(1) The feasibility of acquiring the Stampede Pass rail line for use as a utility corridor, intermodal high speed transportation corridor or other transportation uses. The study shall include an examination of the ownership of the Stampede Pass rail line right of way and evaluate the advantages and disadvantages of preserving the Stampede Pass rail line corridor. It shall include interested public and private agencies when conducting the study. The commission shall encourage local communities and the private sector to financially participate in the study. The commission shall make a presentation of the feasibility findings to the legislative transportation committee on or before December 1, 1990.
Recommendations to the legislature on future Washington state air
transportation policy, including the expansion of existing and potential air
carrier and reliever facilities and the siting of such new facilities,
specifically taking into consideration intermodal needs. The commission shall
consider the development of wayports in eastern Washington, taking into account
similar developments in Japan and Germany, in order to reduce congestion
resulting from rapid growth in the Puget Sound region. The commission shall ((
high speed rail transportation systems, including but not limited to magnetic
levitation trains, personal rapid transit systems, and complimentary
transportation systems, using to the extent possible the existing rights of way
along I‑90, I‑5, and the Stampede Pass rail corridor)) coordinate
its study of airport siting policy issues with the efforts of the high-speed
ground transportation steering committee.
The commission shall submit findings and recommendations to the legislative transportation committee by December 1, 1994, with an interim report to be presented to the legislative transportation committee by December 1, 1992.
NEW SECTION. Sec. 8. The sum of five hundred thousand dollars, or as much thereof as may be necessary, is appropriated from the transportation fund to the department of transportation program T, for the biennium ending June 30, 1993, to carry out the purposes of this act. The appropriation shall be expended in accordance with the work plan developed by the high-speed ground transportation steering committee created in section 2 of this act.
NEW SECTION. Sec. 9. Sections 1 through 6 of this act shall expire December 31, 1992.

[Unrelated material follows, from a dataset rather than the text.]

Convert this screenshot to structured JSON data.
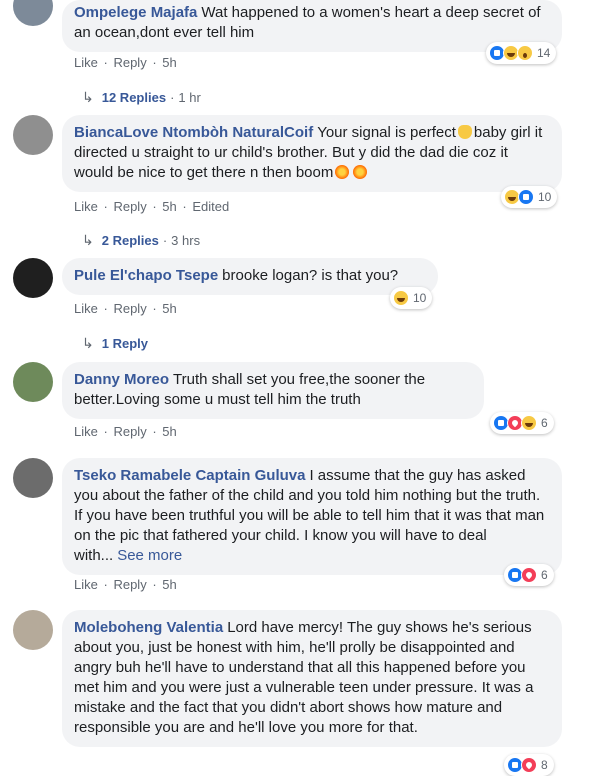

NEW SECTION. Sec. 10. This act is necessary for the immediate preservation of the public peace, health, or safety, or support of the state government and its existing public institutions, and shall take effect immediately.